:: Data for analysis ::

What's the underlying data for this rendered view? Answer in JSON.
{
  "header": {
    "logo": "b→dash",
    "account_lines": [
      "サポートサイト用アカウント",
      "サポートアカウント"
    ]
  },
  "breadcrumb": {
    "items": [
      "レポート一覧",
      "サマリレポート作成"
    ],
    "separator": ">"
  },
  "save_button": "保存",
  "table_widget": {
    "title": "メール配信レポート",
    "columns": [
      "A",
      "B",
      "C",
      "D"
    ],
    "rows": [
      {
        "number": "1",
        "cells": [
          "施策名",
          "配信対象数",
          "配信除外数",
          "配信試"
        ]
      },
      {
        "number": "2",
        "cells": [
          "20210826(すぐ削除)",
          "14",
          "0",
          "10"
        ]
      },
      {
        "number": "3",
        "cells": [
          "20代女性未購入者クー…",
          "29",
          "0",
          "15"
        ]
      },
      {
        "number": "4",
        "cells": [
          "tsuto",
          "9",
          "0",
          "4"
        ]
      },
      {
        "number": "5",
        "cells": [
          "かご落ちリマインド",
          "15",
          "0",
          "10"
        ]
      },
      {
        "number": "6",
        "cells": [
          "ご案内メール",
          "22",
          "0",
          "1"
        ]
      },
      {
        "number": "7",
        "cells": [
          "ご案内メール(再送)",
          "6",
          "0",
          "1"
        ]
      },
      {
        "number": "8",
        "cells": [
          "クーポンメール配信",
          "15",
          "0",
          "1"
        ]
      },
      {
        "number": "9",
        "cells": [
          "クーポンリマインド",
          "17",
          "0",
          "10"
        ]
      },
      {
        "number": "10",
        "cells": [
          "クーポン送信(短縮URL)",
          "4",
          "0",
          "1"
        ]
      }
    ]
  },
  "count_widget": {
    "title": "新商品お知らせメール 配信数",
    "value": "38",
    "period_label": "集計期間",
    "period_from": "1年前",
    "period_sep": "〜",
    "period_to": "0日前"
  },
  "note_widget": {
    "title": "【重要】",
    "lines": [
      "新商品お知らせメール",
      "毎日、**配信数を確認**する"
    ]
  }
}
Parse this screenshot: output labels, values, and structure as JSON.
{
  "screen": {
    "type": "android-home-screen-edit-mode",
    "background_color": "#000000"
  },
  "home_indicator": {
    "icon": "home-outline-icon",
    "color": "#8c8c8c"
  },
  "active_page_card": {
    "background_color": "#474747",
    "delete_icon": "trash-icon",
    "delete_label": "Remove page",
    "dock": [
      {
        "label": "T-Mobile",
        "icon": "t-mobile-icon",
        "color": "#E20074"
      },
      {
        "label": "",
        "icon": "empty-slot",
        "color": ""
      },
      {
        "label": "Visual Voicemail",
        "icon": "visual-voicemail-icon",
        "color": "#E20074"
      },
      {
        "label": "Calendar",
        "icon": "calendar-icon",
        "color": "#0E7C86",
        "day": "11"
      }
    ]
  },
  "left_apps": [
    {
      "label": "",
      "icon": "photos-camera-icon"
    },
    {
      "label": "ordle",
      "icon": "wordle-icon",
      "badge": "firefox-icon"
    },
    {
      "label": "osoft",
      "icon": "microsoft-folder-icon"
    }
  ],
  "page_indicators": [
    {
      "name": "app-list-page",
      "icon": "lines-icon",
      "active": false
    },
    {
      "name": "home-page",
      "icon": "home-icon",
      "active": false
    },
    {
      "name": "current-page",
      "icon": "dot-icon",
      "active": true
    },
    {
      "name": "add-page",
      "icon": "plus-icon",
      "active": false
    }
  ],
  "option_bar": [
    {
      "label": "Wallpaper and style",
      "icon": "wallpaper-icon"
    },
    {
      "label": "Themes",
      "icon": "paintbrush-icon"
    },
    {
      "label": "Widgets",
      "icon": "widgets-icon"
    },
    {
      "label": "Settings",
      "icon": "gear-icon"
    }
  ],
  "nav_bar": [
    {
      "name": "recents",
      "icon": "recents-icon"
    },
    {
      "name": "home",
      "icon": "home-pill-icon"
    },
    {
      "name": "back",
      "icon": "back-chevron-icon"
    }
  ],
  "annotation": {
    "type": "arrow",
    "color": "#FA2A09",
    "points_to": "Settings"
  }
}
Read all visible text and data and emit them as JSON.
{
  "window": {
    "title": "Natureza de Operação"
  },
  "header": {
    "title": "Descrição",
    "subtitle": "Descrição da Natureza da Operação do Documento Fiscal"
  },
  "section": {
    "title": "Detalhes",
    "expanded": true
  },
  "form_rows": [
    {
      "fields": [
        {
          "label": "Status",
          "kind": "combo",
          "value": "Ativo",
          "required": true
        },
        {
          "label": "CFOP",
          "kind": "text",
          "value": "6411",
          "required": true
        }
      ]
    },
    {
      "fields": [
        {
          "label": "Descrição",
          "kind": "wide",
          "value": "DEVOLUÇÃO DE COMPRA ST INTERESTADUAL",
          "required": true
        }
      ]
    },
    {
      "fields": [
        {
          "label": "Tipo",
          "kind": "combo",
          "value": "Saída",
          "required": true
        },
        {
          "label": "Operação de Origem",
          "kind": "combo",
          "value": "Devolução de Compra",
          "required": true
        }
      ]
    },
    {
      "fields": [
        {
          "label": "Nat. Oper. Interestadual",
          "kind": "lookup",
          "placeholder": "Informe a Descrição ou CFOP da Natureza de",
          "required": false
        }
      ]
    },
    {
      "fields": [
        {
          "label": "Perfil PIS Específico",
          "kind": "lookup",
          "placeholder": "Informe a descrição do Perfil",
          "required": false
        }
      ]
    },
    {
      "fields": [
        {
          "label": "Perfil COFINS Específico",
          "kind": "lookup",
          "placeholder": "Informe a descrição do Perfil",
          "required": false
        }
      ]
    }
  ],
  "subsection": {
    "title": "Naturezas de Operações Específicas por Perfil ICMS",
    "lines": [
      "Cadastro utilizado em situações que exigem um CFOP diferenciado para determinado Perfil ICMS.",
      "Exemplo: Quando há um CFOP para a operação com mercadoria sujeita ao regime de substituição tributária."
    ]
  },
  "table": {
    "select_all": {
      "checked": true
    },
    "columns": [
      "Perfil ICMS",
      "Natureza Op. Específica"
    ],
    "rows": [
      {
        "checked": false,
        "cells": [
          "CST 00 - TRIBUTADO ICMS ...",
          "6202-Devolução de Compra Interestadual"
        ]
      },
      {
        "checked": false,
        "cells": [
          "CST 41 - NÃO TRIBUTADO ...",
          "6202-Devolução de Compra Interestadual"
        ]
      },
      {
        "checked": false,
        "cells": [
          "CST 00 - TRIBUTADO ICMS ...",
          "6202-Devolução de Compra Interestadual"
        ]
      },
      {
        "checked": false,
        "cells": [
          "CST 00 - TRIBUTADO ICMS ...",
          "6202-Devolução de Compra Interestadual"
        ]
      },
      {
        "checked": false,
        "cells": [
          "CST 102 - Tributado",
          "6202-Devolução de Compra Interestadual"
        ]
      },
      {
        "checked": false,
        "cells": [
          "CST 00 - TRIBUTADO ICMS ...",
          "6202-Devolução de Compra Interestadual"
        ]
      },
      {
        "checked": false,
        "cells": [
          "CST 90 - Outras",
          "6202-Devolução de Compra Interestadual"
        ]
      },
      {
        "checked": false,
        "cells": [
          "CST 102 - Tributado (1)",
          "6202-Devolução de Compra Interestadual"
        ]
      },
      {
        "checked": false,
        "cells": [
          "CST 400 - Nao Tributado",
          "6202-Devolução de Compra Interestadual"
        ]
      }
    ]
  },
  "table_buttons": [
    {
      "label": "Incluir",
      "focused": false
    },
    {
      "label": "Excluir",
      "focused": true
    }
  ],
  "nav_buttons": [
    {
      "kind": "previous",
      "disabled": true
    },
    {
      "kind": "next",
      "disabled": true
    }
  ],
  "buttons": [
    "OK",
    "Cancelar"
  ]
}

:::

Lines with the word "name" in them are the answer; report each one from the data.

      "name": "app-list-page",
      "name": "home-page",
      "name": "current-page",
      "name": "add-page",
      "name": "recents",
      "name": "home",
      "name": "back",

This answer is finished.